“You know,” the chaplain said, “I don’t know why, but I just feel like I have to be here.”
The chaplain, a Catholic priest, offered Manetta his Last Rites, anointing him with oil as Angelone, Maria, Manetta’s sister, and his other brother-in-law held hands in a prayer circle around him. He took his last breath around 2 a.m.
Manetta died within five days of two other Ground Zero workers with similar afflictions—New York police officers Robert Grossman, 44, and Corey Diaz, 37. The proximity of their deaths became a short-lived catalyst for renewed support for the 9/11 Health and Compensation Act, or James Zadroga Act, so named in honor of the first NYPD officer whose death was attributed to his exposure to toxins in the dust and debris at Ground Zero.
Although President Barack Obama signed the James Zadroga Act into law on January 2, 2011, after a lengthy partisan battle in Congress in which Senate Republicans seeking to reduce the federal budget deficit steadfastly refused to allow any spending increases, Manetta would still not be covered if he were alive today.
While the legislation provides $4.3 billion in financial aid to ailing Ground Zero workers and their families for treatment and compensation for certain illnesses, mainly respiratory diseases, cancer was excluded as part of a compromise to ensure the bill’s passage. Cancer is such a common disease—one in two American men and one in three American women will develop cancer in their lifetime—and can take upwards of ten years to develop. The Zadroga Act mandated further study, accounting for the potential lag time between exposures to toxic substances like asbestos and emerging diseases.
But in a report released last month, the National Institute for Occupational Safety and Health decided that “insufficient evidence exists” to establish a direct line of cause and effect and add cancer to the list of health conditions covered by the legislation.
“This is disappointing news for 9/11 responders and rescuers who tragically have been diagnosed with cancer since the attacks and are suffering day to day and awaiting help,” said New York Representatives Carolyn Maloney, Jerrold Nadler and Peter King, co-authors of the James Zadroga Act, in a joint statement. “The collapse of the trade center towers released a cloud of poisons, including carcinogens, throughout Lower Manhattan and we fully expect that cancers will be covered under our legislation.”

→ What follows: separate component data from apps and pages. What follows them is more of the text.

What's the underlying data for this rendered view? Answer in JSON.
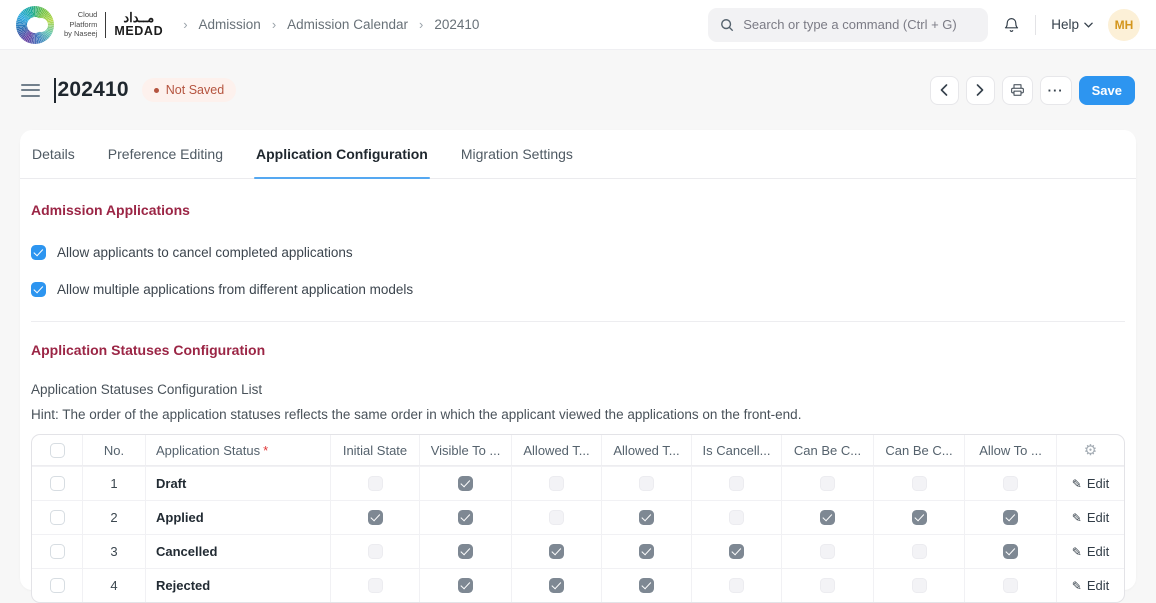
{
  "colors": {
    "accent": "#2d95f0",
    "section_heading": "#9b2545",
    "badge_bg": "#fdf1ed",
    "badge_text": "#b5543f",
    "avatar_bg": "#fcf0d7",
    "avatar_text": "#d3951c"
  },
  "icons": {
    "breadcrumb_separator": "›",
    "ellipsis": "···",
    "gear": "⚙",
    "pencil": "✎"
  },
  "navbar": {
    "brand": {
      "line1": "Cloud",
      "line2": "Platform",
      "line3": "by Naseej",
      "arabic": "مــداد",
      "name": "MEDAD"
    },
    "breadcrumbs": [
      "Admission",
      "Admission Calendar",
      "202410"
    ],
    "search": {
      "placeholder": "Search or type a command (Ctrl + G)"
    },
    "help_label": "Help",
    "avatar_initials": "MH"
  },
  "page_head": {
    "title": "202410",
    "status_badge": "Not Saved",
    "save_label": "Save"
  },
  "tabs": [
    {
      "label": "Details",
      "active": false
    },
    {
      "label": "Preference Editing",
      "active": false
    },
    {
      "label": "Application Configuration",
      "active": true
    },
    {
      "label": "Migration Settings",
      "active": false
    }
  ],
  "admission_applications": {
    "heading": "Admission Applications",
    "checkboxes": [
      {
        "label": "Allow applicants to cancel completed applications",
        "checked": true
      },
      {
        "label": "Allow multiple applications from different application models",
        "checked": true
      }
    ]
  },
  "statuses_config": {
    "heading": "Application Statuses Configuration",
    "list_label": "Application Statuses Configuration List",
    "hint": "Hint: The order of the application statuses reflects the same order in which the applicant viewed the applications on the front-end.",
    "table": {
      "columns": [
        {
          "label": "No.",
          "required": false
        },
        {
          "label": "Application Status",
          "required": true
        },
        {
          "label": "Initial State",
          "required": false
        },
        {
          "label": "Visible To ...",
          "required": false
        },
        {
          "label": "Allowed T...",
          "required": false
        },
        {
          "label": "Allowed T...",
          "required": false
        },
        {
          "label": "Is Cancell...",
          "required": false
        },
        {
          "label": "Can Be C...",
          "required": false
        },
        {
          "label": "Can Be C...",
          "required": false
        },
        {
          "label": "Allow To ...",
          "required": false
        }
      ],
      "edit_label": "Edit",
      "rows": [
        {
          "no": "1",
          "status": "Draft",
          "checks": [
            false,
            true,
            false,
            false,
            false,
            false,
            false,
            false
          ]
        },
        {
          "no": "2",
          "status": "Applied",
          "checks": [
            true,
            true,
            false,
            true,
            false,
            true,
            true,
            true
          ]
        },
        {
          "no": "3",
          "status": "Cancelled",
          "checks": [
            false,
            true,
            true,
            true,
            true,
            false,
            false,
            true
          ]
        },
        {
          "no": "4",
          "status": "Rejected",
          "checks": [
            false,
            true,
            true,
            true,
            false,
            false,
            false,
            false
          ]
        }
      ]
    }
  }
}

“Just because they haven’t found the link,” said Monsignor John Delendick, FDNY Chaplain, “doesn’t mean it’s not there.”
Relief might be on the way. On September 3, The Lancet, one of the world’s most respected medical journals, published a study led by Dr. David Prezant, the FDNY’s chief medical officer and co-director of their WTC Medical Monitoring and Treatment Programs. The study compared cancer rates among “WTC-exposed” firefighters to both the general male population and non-exposed firefighters.
The report cites a 10 percent higher cancer rate among firefighters who served at Ground Zero when compared to the general male population and a 32 percent higher rate when compared to non-exposed firefighters, interpreted as a “modest excess” of cancer cases.
“An association between WTC exposure and cancer is biologically plausible, because some contaminants in the WTC dust…are known carcinogens,” the report said. “Although some contaminants could cause cancer directly, WTC exposure could also trigger chronic inflammation…Such inflammation could lead to cancer.”
While firefighters and their families await a more conclusive study , “The Highway” will remember Manetta. “Richie was everything you could want,” said Sobota, “in a firefighter and a friend.”